- **What is required**
Output the data unchanged and complete, minus the images.

——

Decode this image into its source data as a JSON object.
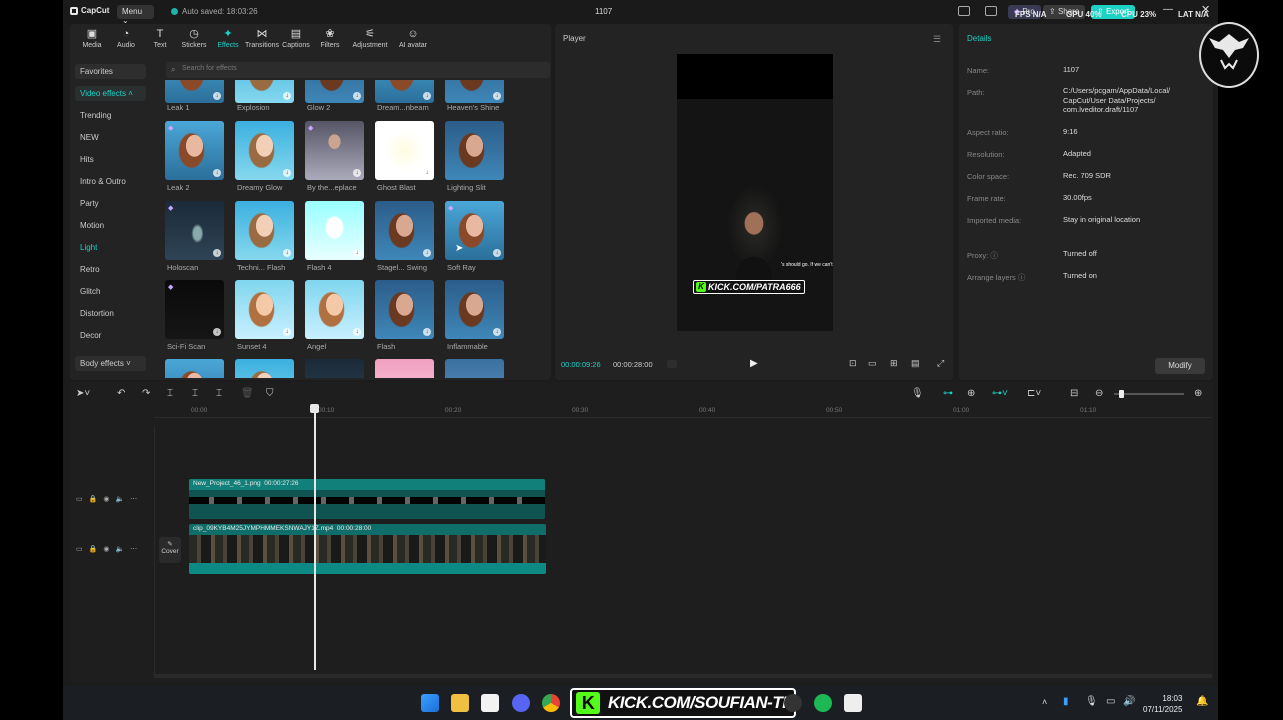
{
  "titlebar": {
    "app_name": "CapCut",
    "menu_label": "Menu",
    "autosave": "Auto saved: 18:03:26",
    "project_name": "1107",
    "pro_label": "Pro",
    "share_label": "Share",
    "export_label": "Export",
    "fps": "FPS N/A",
    "gpu": "GPU 40%",
    "cpu": "CPU 23%",
    "lat": "LAT N/A"
  },
  "toolbar_tabs": [
    {
      "label": "Media",
      "icon": "media-icon"
    },
    {
      "label": "Audio",
      "icon": "audio-icon"
    },
    {
      "label": "Text",
      "icon": "text-icon"
    },
    {
      "label": "Stickers",
      "icon": "stickers-icon"
    },
    {
      "label": "Effects",
      "icon": "effects-icon",
      "active": true
    },
    {
      "label": "Transitions",
      "icon": "transitions-icon"
    },
    {
      "label": "Captions",
      "icon": "captions-icon"
    },
    {
      "label": "Filters",
      "icon": "filters-icon"
    },
    {
      "label": "Adjustment",
      "icon": "adjustment-icon"
    },
    {
      "label": "AI avatar",
      "icon": "ai-avatar-icon"
    }
  ],
  "categories": {
    "favorites": "Favorites",
    "video_effects": "Video effects",
    "items": [
      "Trending",
      "NEW",
      "Hits",
      "Intro & Outro",
      "Party",
      "Motion",
      "Light",
      "Retro",
      "Glitch",
      "Distortion",
      "Decor"
    ],
    "selected": "Light",
    "body_effects": "Body effects"
  },
  "search": {
    "placeholder": "Search for effects"
  },
  "effects": {
    "row0": [
      "Leak 1",
      "Explosion",
      "Glow 2",
      "Dream...nbeam",
      "Heaven's Shine"
    ],
    "row1": [
      "Leak 2",
      "Dreamy Glow",
      "By the...eplace",
      "Ghost Blast",
      "Lighting Slit"
    ],
    "row2": [
      "Holoscan",
      "Techni... Flash",
      "Flash 4",
      "Stagel... Swing",
      "Soft Ray"
    ],
    "row3": [
      "Sci-Fi Scan",
      "Sunset 4",
      "Angel",
      "Flash",
      "Inflammable"
    ]
  },
  "player": {
    "title": "Player",
    "current_time": "00:00:09:26",
    "total_time": "00:00:28:00",
    "overlay_caption": "'s should go. If we can't",
    "overlay_link": "KICK.COM/PATRA666"
  },
  "details": {
    "title": "Details",
    "rows": [
      {
        "label": "Name:",
        "value": "1107"
      },
      {
        "label": "Path:",
        "value": "C:/Users/pcgam/AppData/Local/ CapCut/User Data/Projects/ com.lveditor.draft/1107"
      },
      {
        "label": "Aspect ratio:",
        "value": "9:16"
      },
      {
        "label": "Resolution:",
        "value": "Adapted"
      },
      {
        "label": "Color space:",
        "value": "Rec. 709 SDR"
      },
      {
        "label": "Frame rate:",
        "value": "30.00fps"
      },
      {
        "label": "Imported media:",
        "value": "Stay in original location"
      },
      {
        "label": "Proxy:",
        "value": "Turned off"
      },
      {
        "label": "Arrange layers",
        "value": "Turned on"
      }
    ],
    "modify_label": "Modify"
  },
  "timeline": {
    "ruler": [
      "00:00",
      "00:10",
      "00:20",
      "00:30",
      "00:40",
      "00:50",
      "01:00",
      "01:10"
    ],
    "clip1_name": "New_Project_46_1.png",
    "clip1_duration": "00:00:27:26",
    "clip2_name": "clip_09KYB4M25JYMPHMMEKSNWAJY1Z.mp4",
    "clip2_duration": "00:00:28:00",
    "cover_label": "Cover"
  },
  "taskbar": {
    "kick_banner": "KICK.COM/SOUFIAN-TI",
    "time": "18:03",
    "date": "07/11/2025"
  },
  "colors": {
    "accent": "#1ed1c5",
    "kick_green": "#53fc18",
    "clip_teal": "#12807a"
  }
}
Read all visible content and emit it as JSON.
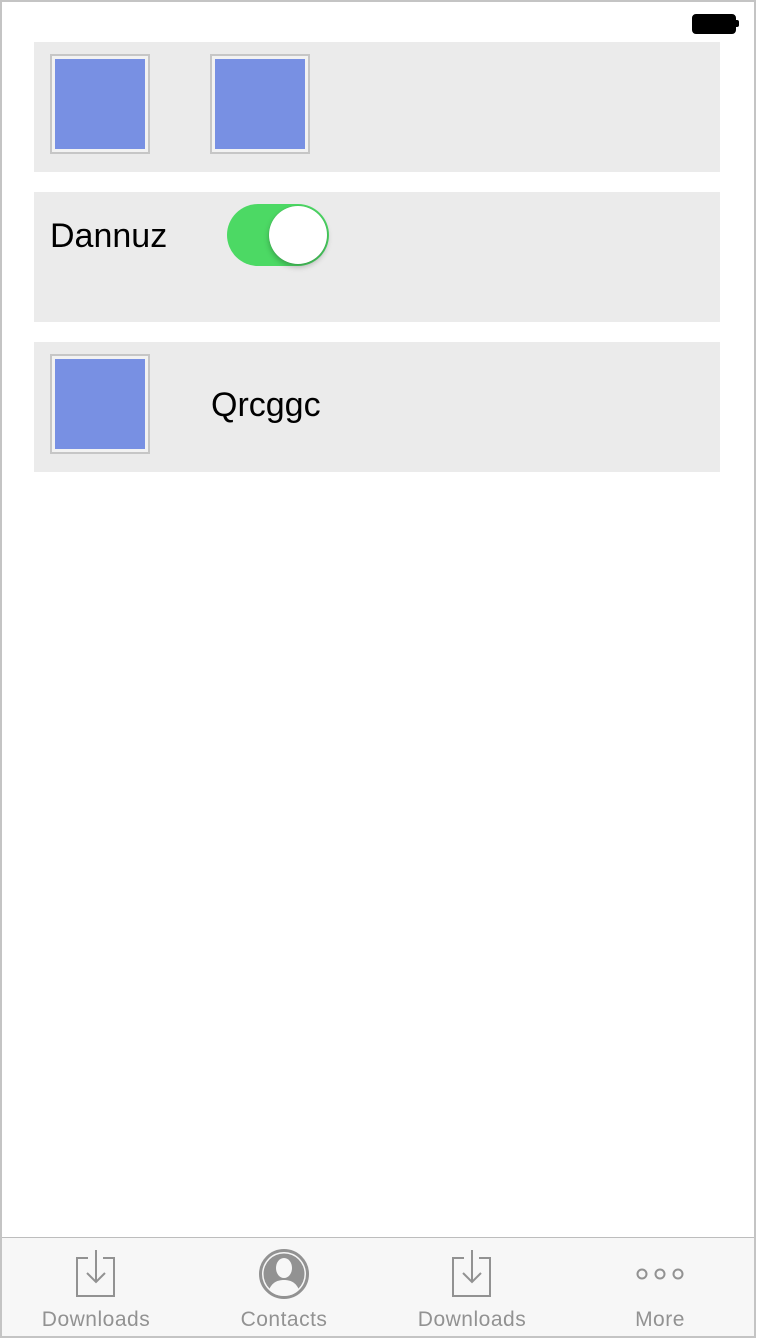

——

- **Exercise solution**
Decode this image into its source data as a JSON object.
{
  "titlebar": {
    "app_name": "CapCut",
    "menu_label": "Menu",
    "autosave": "Auto saved: 18:03:26",
    "project_name": "1107",
    "pro_label": "Pro",
    "share_label": "Share",
    "export_label": "Export",
    "fps": "FPS N/A",
    "gpu": "GPU 40%",
    "cpu": "CPU 23%",
    "lat": "LAT N/A"
  },
  "toolbar_tabs": [
    {
      "label": "Media",
      "icon": "media-icon"
    },
    {
      "label": "Audio",
      "icon": "audio-icon"
    },
    {
      "label": "Text",
      "icon": "text-icon"
    },
    {
      "label": "Stickers",
      "icon": "stickers-icon"
    },
    {
      "label": "Effects",
      "icon": "effects-icon",
      "active": true
    },
    {
      "label": "Transitions",
      "icon": "transitions-icon"
    },
    {
      "label": "Captions",
      "icon": "captions-icon"
    },
    {
      "label": "Filters",
      "icon": "filters-icon"
    },
    {
      "label": "Adjustment",
      "icon": "adjustment-icon"
    },
    {
      "label": "AI avatar",
      "icon": "ai-avatar-icon"
    }
  ],
  "categories": {
    "favorites": "Favorites",
    "video_effects": "Video effects",
    "items": [
      "Trending",
      "NEW",
      "Hits",
      "Intro & Outro",
      "Party",
      "Motion",
      "Light",
      "Retro",
      "Glitch",
      "Distortion",
      "Decor"
    ],
    "selected": "Light",
    "body_effects": "Body effects"
  },
  "search": {
    "placeholder": "Search for effects"
  },
  "effects": {
    "row0": [
      "Leak 1",
      "Explosion",
      "Glow 2",
      "Dream...nbeam",
      "Heaven's Shine"
    ],
    "row1": [
      "Leak 2",
      "Dreamy Glow",
      "By the...eplace",
      "Ghost Blast",
      "Lighting Slit"
    ],
    "row2": [
      "Holoscan",
      "Techni... Flash",
      "Flash 4",
      "Stagel... Swing",
      "Soft Ray"
    ],
    "row3": [
      "Sci-Fi Scan",
      "Sunset 4",
      "Angel",
      "Flash",
      "Inflammable"
    ]
  },
  "player": {
    "title": "Player",
    "current_time": "00:00:09:26",
    "total_time": "00:00:28:00",
    "overlay_caption": "'s should go. If we can't",
    "overlay_link": "KICK.COM/PATRA666"
  },
  "details": {
    "title": "Details",
    "rows": [
      {
        "label": "Name:",
        "value": "1107"
      },
      {
        "label": "Path:",
        "value": "C:/Users/pcgam/AppData/Local/ CapCut/User Data/Projects/ com.lveditor.draft/1107"
      },
      {
        "label": "Aspect ratio:",
        "value": "9:16"
      },
      {
        "label": "Resolution:",
        "value": "Adapted"
      },
      {
        "label": "Color space:",
        "value": "Rec. 709 SDR"
      },
      {
        "label": "Frame rate:",
        "value": "30.00fps"
      },
      {
        "label": "Imported media:",
        "value": "Stay in original location"
      },
      {
        "label": "Proxy:",
        "value": "Turned off"
      },
      {
        "label": "Arrange layers",
        "value": "Turned on"
      }
    ],
    "modify_label": "Modify"
  },
  "timeline": {
    "ruler": [
      "00:00",
      "00:10",
      "00:20",
      "00:30",
      "00:40",
      "00:50",
      "01:00",
      "01:10"
    ],
    "clip1_name": "New_Project_46_1.png",
    "clip1_duration": "00:00:27:26",
    "clip2_name": "clip_09KYB4M25JYMPHMMEKSNWAJY1Z.mp4",
    "clip2_duration": "00:00:28:00",
    "cover_label": "Cover"
  },
  "taskbar": {
    "kick_banner": "KICK.COM/SOUFIAN-TI",
    "time": "18:03",
    "date": "07/11/2025"
  },
  "colors": {
    "accent": "#1ed1c5",
    "kick_green": "#53fc18",
    "clip_teal": "#12807a"
  }
}
Read all visible content and emit it as JSON.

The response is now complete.